WHAT YOU ARE ASKED TO DO — Copy out the full listing below as it stands, with its pictures left behind.

GIVEN ENTRIES —
=====
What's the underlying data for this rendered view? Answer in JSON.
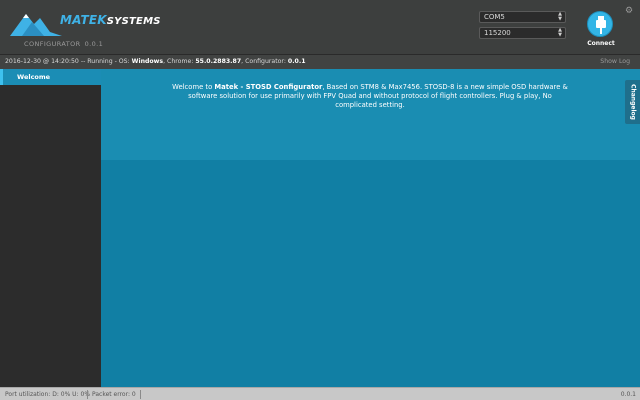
{
  "header": {
    "brand_primary": "MATEK",
    "brand_secondary": "SYSTEMS",
    "subtitle": "CONFIGURATOR",
    "version": "0.0.1",
    "port_select": {
      "value": "COM5"
    },
    "baud_select": {
      "value": "115200"
    },
    "connect_label": "Connect",
    "icons": {
      "logo": "mountain-logo-icon",
      "connect": "usb-plug-icon",
      "settings": "gear-icon"
    }
  },
  "logbar": {
    "prefix": "2016-12-30 @ 14:20:50 -- Running - OS: ",
    "os": "Windows",
    "chrome_label": ", Chrome: ",
    "chrome_version": "55.0.2883.87",
    "configurator_label": ", Configurator: ",
    "configurator_version": "0.0.1",
    "show_log": "Show Log"
  },
  "sidebar": {
    "tabs": [
      {
        "label": "Welcome",
        "active": true
      }
    ]
  },
  "main": {
    "welcome_prefix": "Welcome to ",
    "welcome_app": "Matek - STOSD Configurator",
    "welcome_rest": ", Based on STM8 & Max7456. STOSD-8 is a new simple OSD hardware & software solution for use primarily with FPV Quad and without protocol of flight controllers. Plug & play, No complicated setting.",
    "changelog_label": "Changelog"
  },
  "statusbar": {
    "port_utilization": "Port utilization: D: 0% U: 0%",
    "packet_error": "Packet error: 0",
    "version": "0.0.1"
  },
  "colors": {
    "accent": "#3fb2e6",
    "header_bg": "#3d3f3e",
    "main_top": "#1a8db2",
    "main_body": "#117fa4",
    "sidebar_bg": "#2c2c2c"
  }
}
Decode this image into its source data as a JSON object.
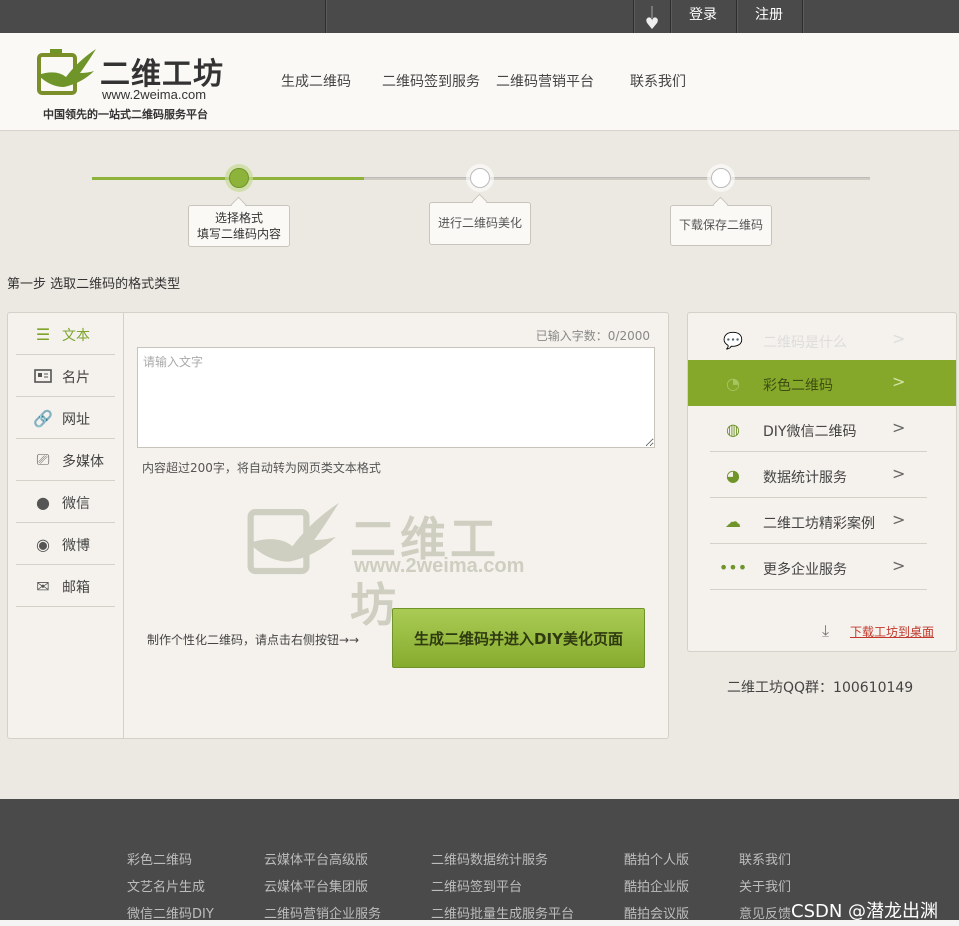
{
  "topbar": {
    "login": "登录",
    "register": "注册"
  },
  "header": {
    "logo_title": "二维工坊",
    "logo_url": "www.2weima.com",
    "slogan": "中国领先的一站式二维码服务平台",
    "nav": [
      "生成二维码",
      "二维码签到服务",
      "二维码营销平台",
      "联系我们"
    ]
  },
  "steps": [
    {
      "line1": "选择格式",
      "line2": "填写二维码内容"
    },
    {
      "line1": "进行二维码美化",
      "line2": ""
    },
    {
      "line1": "下载保存二维码",
      "line2": ""
    }
  ],
  "progress_fraction": 0.35,
  "step_label": "第一步 选取二维码的格式类型",
  "tabs": [
    {
      "label": "文本",
      "icon": "list-icon"
    },
    {
      "label": "名片",
      "icon": "card-icon"
    },
    {
      "label": "网址",
      "icon": "link-icon"
    },
    {
      "label": "多媒体",
      "icon": "media-icon"
    },
    {
      "label": "微信",
      "icon": "wechat-icon"
    },
    {
      "label": "微博",
      "icon": "weibo-icon"
    },
    {
      "label": "邮箱",
      "icon": "mail-icon"
    }
  ],
  "editor": {
    "count": "已输入字数：0/2000",
    "placeholder": "请输入文字",
    "hint": "内容超过200字，将自动转为网页类文本格式",
    "cta_note": "制作个性化二维码，请点击右侧按钮→→",
    "cta_label": "生成二维码并进入DIY美化页面"
  },
  "watermark": {
    "title": "二维工坊",
    "url": "www.2weima.com"
  },
  "right_menu": [
    {
      "label": "二维码是什么",
      "icon": "chat-icon"
    },
    {
      "label": "彩色二维码",
      "icon": "palette-icon"
    },
    {
      "label": "DIY微信二维码",
      "icon": "globe-icon"
    },
    {
      "label": "数据统计服务",
      "icon": "pie-chart-icon"
    },
    {
      "label": "二维工坊精彩案例",
      "icon": "cloud-icon"
    },
    {
      "label": "更多企业服务",
      "icon": "more-icon"
    }
  ],
  "arrow": ">",
  "download_label": "下载工坊到桌面",
  "qq_group": "二维工坊QQ群：100610149",
  "footer": {
    "col1": [
      "彩色二维码",
      "文艺名片生成",
      "微信二维码DIY"
    ],
    "col2": [
      "云媒体平台高级版",
      "云媒体平台集团版",
      "二维码营销企业服务"
    ],
    "col3": [
      "二维码数据统计服务",
      "二维码签到平台",
      "二维码批量生成服务平台"
    ],
    "col4": [
      "酷拍个人版",
      "酷拍企业版",
      "酷拍会议版"
    ],
    "col5": [
      "联系我们",
      "关于我们",
      "意见反馈"
    ]
  },
  "watermark_csdn": "CSDN @潜龙出渊",
  "colors": {
    "accent": "#8db33a",
    "dark_bar": "#4a4a4a",
    "page_bg": "#ece8e2",
    "link_red": "#c0392b"
  }
}
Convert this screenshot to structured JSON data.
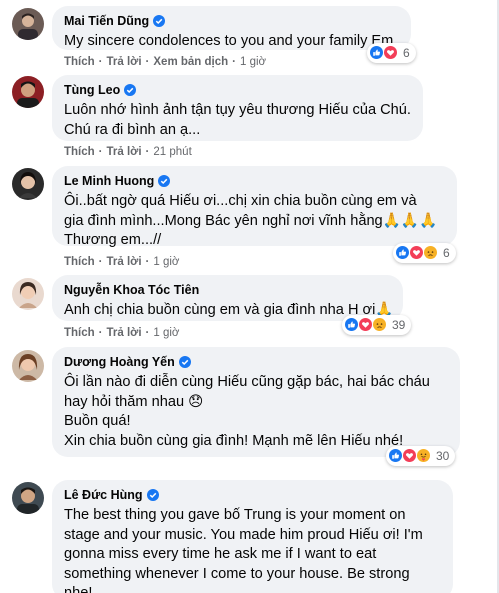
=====
EXERCISE SOLUTION —
What's the underlying data for this rendered view? Answer in JSON.
{
  "header": {
    "brand_primary": "MATEK",
    "brand_secondary": "SYSTEMS",
    "subtitle": "CONFIGURATOR",
    "version": "0.0.1",
    "port_select": {
      "value": "COM5"
    },
    "baud_select": {
      "value": "115200"
    },
    "connect_label": "Connect",
    "icons": {
      "logo": "mountain-logo-icon",
      "connect": "usb-plug-icon",
      "settings": "gear-icon"
    }
  },
  "logbar": {
    "prefix": "2016-12-30 @ 14:20:50 -- Running - OS: ",
    "os": "Windows",
    "chrome_label": ", Chrome: ",
    "chrome_version": "55.0.2883.87",
    "configurator_label": ", Configurator: ",
    "configurator_version": "0.0.1",
    "show_log": "Show Log"
  },
  "sidebar": {
    "tabs": [
      {
        "label": "Welcome",
        "active": true
      }
    ]
  },
  "main": {
    "welcome_prefix": "Welcome to ",
    "welcome_app": "Matek - STOSD Configurator",
    "welcome_rest": ", Based on STM8 & Max7456. STOSD-8 is a new simple OSD hardware & software solution for use primarily with FPV Quad and without protocol of flight controllers. Plug & play, No complicated setting.",
    "changelog_label": "Changelog"
  },
  "statusbar": {
    "port_utilization": "Port utilization: D: 0% U: 0%",
    "packet_error": "Packet error: 0",
    "version": "0.0.1"
  },
  "colors": {
    "accent": "#3fb2e6",
    "header_bg": "#3d3f3e",
    "main_top": "#1a8db2",
    "main_body": "#117fa4",
    "sidebar_bg": "#2c2c2c"
  }
}
Decode this image into its source data as a JSON object.
{
  "topbar": {
    "login": "登录",
    "register": "注册"
  },
  "header": {
    "logo_title": "二维工坊",
    "logo_url": "www.2weima.com",
    "slogan": "中国领先的一站式二维码服务平台",
    "nav": [
      "生成二维码",
      "二维码签到服务",
      "二维码营销平台",
      "联系我们"
    ]
  },
  "steps": [
    {
      "line1": "选择格式",
      "line2": "填写二维码内容"
    },
    {
      "line1": "进行二维码美化",
      "line2": ""
    },
    {
      "line1": "下载保存二维码",
      "line2": ""
    }
  ],
  "progress_fraction": 0.35,
  "step_label": "第一步 选取二维码的格式类型",
  "tabs": [
    {
      "label": "文本",
      "icon": "list-icon"
    },
    {
      "label": "名片",
      "icon": "card-icon"
    },
    {
      "label": "网址",
      "icon": "link-icon"
    },
    {
      "label": "多媒体",
      "icon": "media-icon"
    },
    {
      "label": "微信",
      "icon": "wechat-icon"
    },
    {
      "label": "微博",
      "icon": "weibo-icon"
    },
    {
      "label": "邮箱",
      "icon": "mail-icon"
    }
  ],
  "editor": {
    "count": "已输入字数：0/2000",
    "placeholder": "请输入文字",
    "hint": "内容超过200字，将自动转为网页类文本格式",
    "cta_note": "制作个性化二维码，请点击右侧按钮→→",
    "cta_label": "生成二维码并进入DIY美化页面"
  },
  "watermark": {
    "title": "二维工坊",
    "url": "www.2weima.com"
  },
  "right_menu": [
    {
      "label": "二维码是什么",
      "icon": "chat-icon"
    },
    {
      "label": "彩色二维码",
      "icon": "palette-icon"
    },
    {
      "label": "DIY微信二维码",
      "icon": "globe-icon"
    },
    {
      "label": "数据统计服务",
      "icon": "pie-chart-icon"
    },
    {
      "label": "二维工坊精彩案例",
      "icon": "cloud-icon"
    },
    {
      "label": "更多企业服务",
      "icon": "more-icon"
    }
  ],
  "arrow": ">",
  "download_label": "下载工坊到桌面",
  "qq_group": "二维工坊QQ群：100610149",
  "footer": {
    "col1": [
      "彩色二维码",
      "文艺名片生成",
      "微信二维码DIY"
    ],
    "col2": [
      "云媒体平台高级版",
      "云媒体平台集团版",
      "二维码营销企业服务"
    ],
    "col3": [
      "二维码数据统计服务",
      "二维码签到平台",
      "二维码批量生成服务平台"
    ],
    "col4": [
      "酷拍个人版",
      "酷拍企业版",
      "酷拍会议版"
    ],
    "col5": [
      "联系我们",
      "关于我们",
      "意见反馈"
    ]
  },
  "watermark_csdn": "CSDN @潜龙出渊",
  "colors": {
    "accent": "#8db33a",
    "dark_bar": "#4a4a4a",
    "page_bg": "#ece8e2",
    "link_red": "#c0392b"
  }
}
Convert this screenshot to structured JSON data.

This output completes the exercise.